EJF gains ratings boost in 7th post-crisis TruPS CDO
EJF Capital has gained its highest senior-note rating among its seven post-crisis securitizations of bank trust-preferred securities (TruPS) and insurance surplus notes.
Kroll Bond Rating Agency has assigned an AA+ to the Class A-1 tranche of EJF’s $351 million TruPS Financials Note Securitization 2018-2. That compares to AA- on the prior EJF-sponsored transaction in April.
The ratings bump was accompanied by a higher overcollateralization level (166.8%) over previous deals, as well as a pool of higher-rated obligors.
The collateral pool consists of 73 well-aged securities from 62 obligors, split between 45 regional and community banks (with a $227.4 million combined balance on the long-term TruPS) and 17 small and medium-sized insurance companies with $73.6 million on highly subordinated surplus notes.
All of the securities are pre-crisis issues of long-term obligations with most set to mature over the next 12 to 19 years.
Assets in EJF securitizations are TrUPS that were formerly used as collateral for CDOs that have since been redeemed. According to Kroll, 40% of the securities in the new pool are being repackaged from EJF’s 2016 TruPS transaction, which was its first post-crisis deal of the TruPS bonds banks formerly used to boost Tier 1 capital.
TruPS fell out of favor in the post-crisis era, with community banks instead choosing to issue subordinated debt that are much shorter duration obligations (typically five years of average life within a 10-year maturity) and are only used in supplementing Tier 2 capital.
TruPS usually are non-amortizing securities with 30-year maturities that are non-callable for five-to-10-year non-call periods and can defer interest payments for up to five years.
The EJF transaction includes a $180 million Class A-1 tranche, $58 million in Class A-2 notes (rated A-), $29.8 million in Class B notes (rated BB) and $50.7 million in unrated subordinated notes.
The deal is static; no additional assets will be acquired after closing.
Most of the TruPS in the portfolio were issued by community banks and small regional institutions – only two obligors have assets over $15 billion (Umpqua Holdings and Pacwest Bancorp).
Of the insurance companies, five are life and health carriers and the remainder in property and casualty lines of business.
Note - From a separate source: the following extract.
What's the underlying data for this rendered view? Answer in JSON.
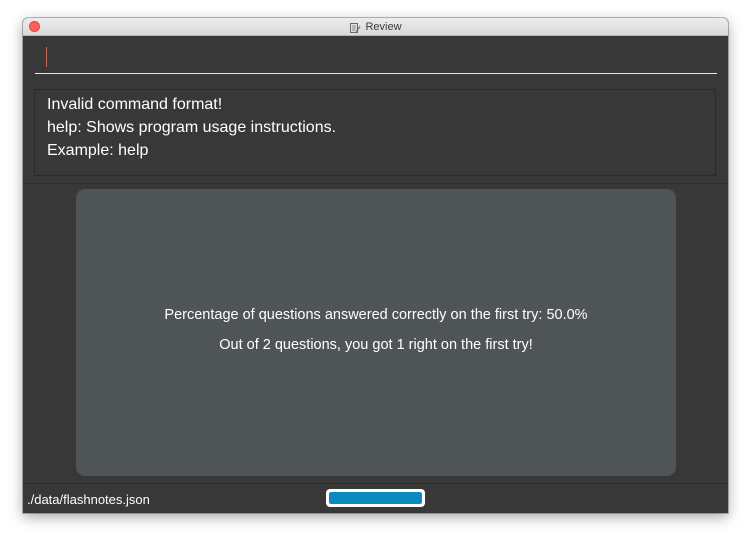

The insurance debt is a combination of surplus notes (5.6% of the portfolio) and trust-preferreds (14.8%).